SFC (Ret) Doris Morgan
SFC (Ret) Doris Morgan
I grew up in Harlem and the Bronx in New York. I attended Washington Irving High School, the Helene Fuld School of Practical Nursing, and Columbia University. My older brother was a member of the elite Tuskegee Airmen. I always admired his devotion and love for family and country.
After graduating from nursing school, during the Viet Nam era, I noticed that many of my classmates were being drafted into the Army. A few had been killed in action. I felt a duty and responsibility to help out by using my LPN skills in the military.
I served in the U. S. Army from September 1966 through December 1970. My basic training was at Ft. McClellan, Alabama; I then received advanced individual training at Ft. Sam Houston, San Antonio, Texas. After my training, I was assigned to Valley Forge General Hospital in Phoenixville, Pennsylvania.
Valley Forge General Hospital was a most rewarding and challenging assignment. There I encountered the most devastating injuries imaginable, including amputations and complete mutilation of body parts. However, I learned, under the tutelage of members of the Army Nurse Corps, how to use debridement to clean the wounds and how to dress the wounds. I looked forward to each day, observing the progress of many of the soldiers, watching them learn to use their prosthetic devices, seeing their determination to reenter civilian life.

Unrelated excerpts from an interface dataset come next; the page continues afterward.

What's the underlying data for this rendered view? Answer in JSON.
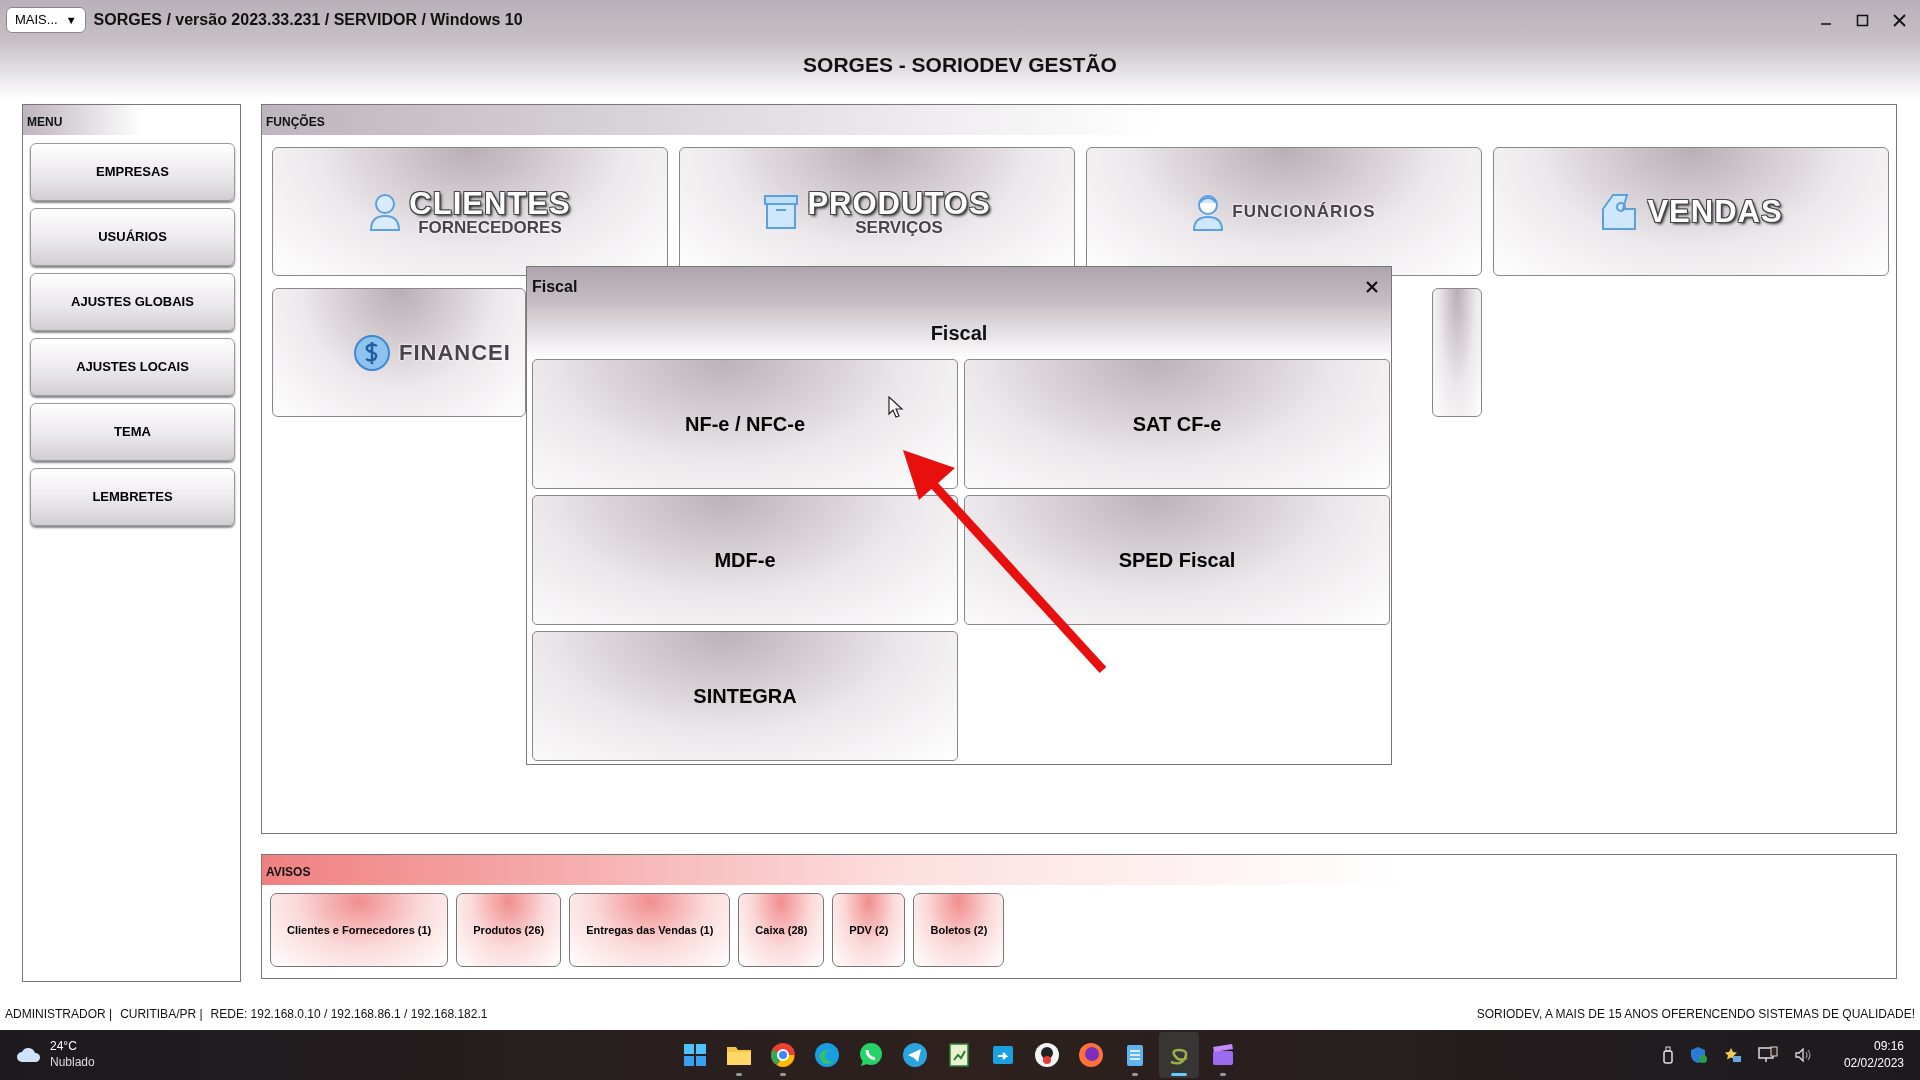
{
  "window": {
    "menu_button": "MAIS...",
    "menu_caret": "▼",
    "title": "SORGES / versão 2023.33.231 / SERVIDOR / Windows 10"
  },
  "header": "SORGES - SORIODEV GESTÃO",
  "menu": {
    "title": "MENU",
    "items": [
      "EMPRESAS",
      "USUÁRIOS",
      "AJUSTES GLOBAIS",
      "AJUSTES LOCAIS",
      "TEMA",
      "LEMBRETES"
    ]
  },
  "functions": {
    "title": "FUNÇÕES",
    "tiles": [
      {
        "title": "CLIENTES",
        "subtitle": "FORNECEDORES"
      },
      {
        "title": "PRODUTOS",
        "subtitle": "SERVIÇOS"
      },
      {
        "title": "FUNCIONÁRIOS"
      },
      {
        "title": "VENDAS"
      },
      {
        "title": "FINANCEI"
      }
    ]
  },
  "dialog": {
    "title": "Fiscal",
    "heading": "Fiscal",
    "buttons": [
      "NF-e / NFC-e",
      "SAT CF-e",
      "MDF-e",
      "SPED Fiscal",
      "SINTEGRA"
    ]
  },
  "notices": {
    "title": "AVISOS",
    "buttons": [
      "Clientes e Fornecedores (1)",
      "Produtos (26)",
      "Entregas das Vendas (1)",
      "Caixa (28)",
      "PDV (2)",
      "Boletos (2)"
    ]
  },
  "status_bar": {
    "left": [
      "ADMINISTRADOR |",
      "CURITIBA/PR |",
      "REDE: 192.168.0.10 / 192.168.86.1 / 192.168.182.1"
    ],
    "right": "SORIODEV, A MAIS DE 15 ANOS OFERENCENDO SISTEMAS DE QUALIDADE!"
  },
  "taskbar": {
    "weather": {
      "temperature": "24°C",
      "condition": "Nublado"
    },
    "apps": [
      {
        "running": false,
        "selected": false
      },
      {
        "running": true,
        "selected": false
      },
      {
        "running": true,
        "selected": false
      },
      {
        "running": false,
        "selected": false
      },
      {
        "running": false,
        "selected": false
      },
      {
        "running": false,
        "selected": false
      },
      {
        "running": false,
        "selected": false
      },
      {
        "running": false,
        "selected": false
      },
      {
        "running": false,
        "selected": false
      },
      {
        "running": false,
        "selected": false
      },
      {
        "running": true,
        "selected": false
      },
      {
        "running": true,
        "selected": true
      },
      {
        "running": true,
        "selected": false
      }
    ],
    "clock": {
      "time": "09:16",
      "date": "02/02/2023"
    }
  }
}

I served on active duty at Valley Forge General Hospital as a corpsman, or “91 Charlie,” as we were affectionately known. Then I took a break from active service and entered the United States Army Reserve in September 1980. While in the Reserves, I was assigned to the 74th Field Hospital, in Orangeburg, N.Y. My job there was Chief Ward Master. I was also deployed to Walter Reed Army Hospital in Washington, D.C. during Desert Storm, from 1990 to 1991. After serving a total of 21 years, I retired in September 1998, with the rank of Sergeant First Class (SFC).
After leaving military service, I worked at the Bronx VA Medical Center. At the same time, I attended Columbia University and earned a master’s degree in social work, which I used in my work as the homeless coordinator at the VA.
Growing up in a Christian home, I was taught that God would take care of what I couldn’t. Working with many of the wounded at Valley Forge and knowing the challenges they faced to overcome their injuries was inspirational. Many were just boys, 18 or 19 years of age, but SFC DORIS MORGAN they were determined to overcome these obstacles. At the Bronx VA Hospital, I again encountered the devastation of war. The veterans and their families continued to suffer from the aftermath of war, including PTSD, substance abuse and mental illness. However, my faith gave me the strength to keep trying to help these brave men and women regain their health and their place in society.
I am very proud of my military service.